38% Of The Companies Used In India's GDP Calculations 'Not Found' Or 'Surveyed': NSSO Study
The new Gross domestic product (GDP) series introduced in 2015 has been garnering controversy ever since it got introduced. Numerous questions were raised about the accuracy of the GDP numbers and doubts were raised on whether the Indian government statistics were telling the full story?
The recent National Sample Survey Office (NSSO) report has fuelled these doubts and suspicions and has taken the concerns related to India’s GDP numbers to a new height. A study conducted by the NSSO between June 2016 and June 2017 which got released last week presented the disappointing picture of how there was a serious problem with the GDP calculation.
The report which was released last week states that as much as 38% of companies that are part of MCA-21 database of companies and are used in India’s GDP calculations could not be traced or were wrongly classified. The report also states that 16.4% of the firms listed in the MCA-21 frame either could not be traced or were found to be closed. Another 21.4% were found “out of coverage”, suggesting that they were no longer operating as service sector firms though they had registered—and were being captured in national accounts—as such, reports The Live Mint.
The results were so depressing that the two major reports based on the survey had to be scrapped. The disputable figures refer to the MCA-21 database of companies of the Ministry of Corporate Affairs. These companies were deemed as ‘active companies’ by the ministry which includes any company that has filed returns at least once in the past three years on its list of active firms.
The Mint reports that according to the current methodology, if a company does not report data in a particular year, the Central Statistics Office (CSO) relies on a “blow-up” technique that uses the paid-up capital (PUC) at the time of setting up of the company as the basis for computation of Gross value added (GVA) by that company. This leads to an overestimation of economic activity as it does not show the actual production of goods and services and also takes into account fictitious firms.
It is said that the database included various shell firms that prevailed only on paper. Critics demanded that the MCA-21 data to be released to researchers and the public so that the unit-level data could be examined, as reported by The Mint.
According to R. Nagaraj, a professor at the Indira Gandhi Institute of Development Research in Mumbai, “This is a disastrous blow for CSO. Some of us had asked CSO officials to verify the MCA-21 numbers before using them in national accounts, but they finalized the new series without enough scrutiny and debate.” Even at the time when this new GDP series was launched in the national accounts calculations, numerous economists had raised questions on this issue and Professor R. Nagaraj was the first one to raise red flags on it.
Another professor at Cornell University and former chief economist of the World Bank, Kaushik Basu took to Twitter to share his opinion on this.
As soon as this shocking revelation was made by the NSSO report, many politicians took to Twitter and shared their views about it.
Prashant Bhushan, a public interest lawyer, and activist also tweeted about it.
Various economists told that they were shocked when the Indian government upwardly revised GDP growth for 2016-17 to 8.2% from 6.7%, even though the business and jobs got a major hit in that financial year due to the demonetization of high-value notes.

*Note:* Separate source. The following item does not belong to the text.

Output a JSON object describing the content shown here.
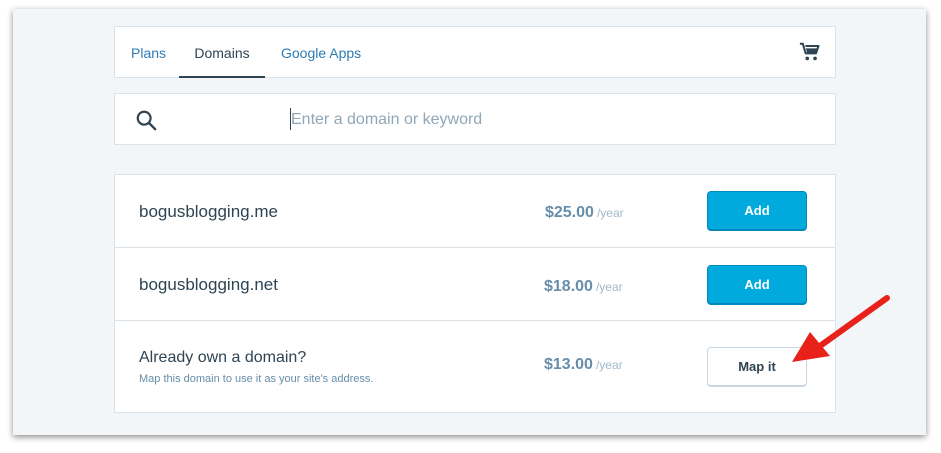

According to Statisticians, the use of the untested database in India’s national accounts raises doubts related to the decline of the Central Statistics Office (CSO), an institution which was regarded as a prominent institution in the world and the reliability of India’s official statistics.
Last year in December, the government restrained the release of jobs data, however, an official report leaked to an Indian newspaper showed that the unemployment rate had touched its highest level in 45 years, reports Reuters.
The NSSO report shows that the credibility of India’s data has taken a major hit and if the right measures will not be taken, it can harm our country’s data credibility forever.